In Vietnam, between 2012 and 2015, Ericsson subsidiaries transferred about $4.8 million to a consulting company to create off-the-books slush funds that were used to pay third parties unable to pass Ericsson’s vetting process.
In Indonesia, between 2012 and 2015, an Ericsson subsidiary paid about $45 million to a consulting company to run a similar off-the-books payment system.
In Kuwait, between 2011 and 2013, an Ericsson subsidiary won a $182 million contract from a state-owned telecom firm after a sales agent gave inside information to an Ericsson employee. The Ericsson subsidiary subsequently paid $450,000 to a consulting company at the request of the sales agent by entering into a sham contract with the company and approving a fake invoice to conceal the payment.
What did Ericsson agree to do in its 2019 leniency deal with the U.S.?
Ericsson said it would pay a total criminal penalty of $520,650,432 to the United States, which included a $9,520,000 criminal fine paid on behalf of a subsidiary, Ericsson Egypt Ltd.
Ericsson also agreed to implement stricter internal controls, retain an independent compliance monitor for three years and cooperate fully with the U.S. government in any ongoing investigations.
In a related settlement with the SEC, announced at the same time with the Justice Department deal, Ericsson agreed to pay $539,920,000 in disgorged profits and prejudgment interest. The criminal and regulatory penalties to be paid by Ericsson totaled $1,060,570,432.
Has Ericsson honored its commitments?
In October 2021, Ericsson disclosed that it “has received correspondence” from the Justice Department accusing the firm of breaching the terms of the deferred prosecution agreement “by failing to provide certain documents and factual information.” The department provided no details.
Ericsson said it intended to respond to the Justice Department and would continue to comply with the terms of the agreement. Ericsson chief executive officer Börje Ekholm told Swedish journalists the matter was unrelated to Iraq.
Has anyone been charged in connection with wrongdoing by Ericsson?
A former Ericsson account manager, Afework “Affe” Bereket, a dual citizen of Ethiopia and Sweden, has been charged by the United States with conspiring to pay millions of dollars in bribes to government and telecom company officials in Djibouti to win a multimillion-dollar contract for Ericsson. He is also charged with conspiring to launder funds to promote the scheme. Bereket remains at large.
No Ericsson executives have been charged with wrongdoing.
How did the Justice Department respond to the Ericsson List revelations?
The Justice Department and the Securities and Exchange Commission declined to comment on any aspect of the Ericsson case. It is unclear how much they knew about the alleged abuses in Iraq.

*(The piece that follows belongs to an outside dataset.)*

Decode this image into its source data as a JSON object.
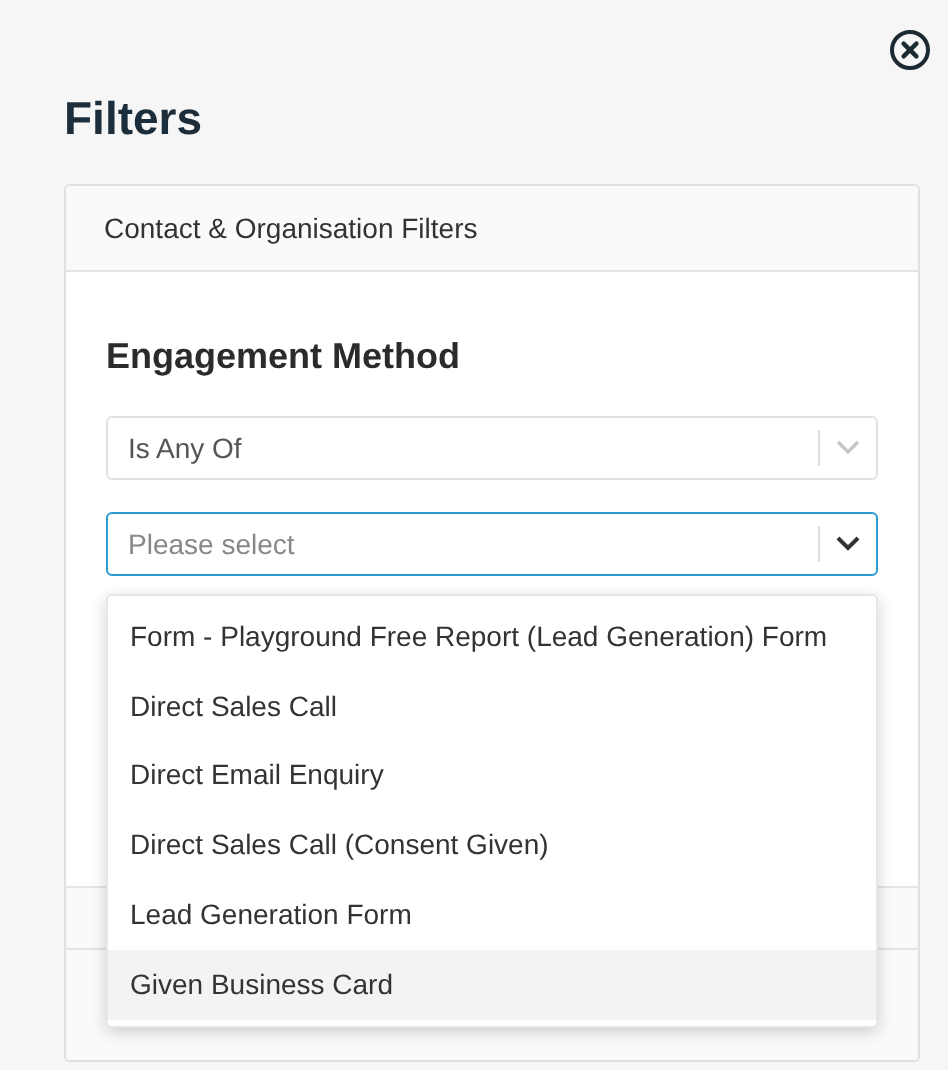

Who are ICIJ’s partners on the investigation?
ICIJ partnered with SVT in Sweden; The Washington Post; ARIJ in Beirut, Lebanon; Daraj in Amman, Jordan; Siraj in Syria; Le Monde, Premières Lignes and Radio France in France; The Guardian and the BBC in the U.K.; Politiken in Denmark; WDR, NDR and Süddeutsche Zeitung in Germany; the Canadian Broadcasting Co. in Canada; El País in Madrid, Spain; YLE in Finland; De Tijd, Knack and Le Soir in Belgium; The Irish Times in Ireland; Het Financieele Dagblad, Platform Investico and Trouw in the Netherlands; Deutsche Welle’s Istanbul, Turkey, office; Expresso in Portugal; Shomrim in Israel; L’Espresso in Italy; The Wire China; and Aftenposten in Norway.
Contributors: Joe Hillhouse, Richard H. P. Sia, Tom Stites, Ben Hallman, Nicole Sadek, Asraa Mustufa, Jelena Cosic, Karrie Kehoe, Gerard Ryle.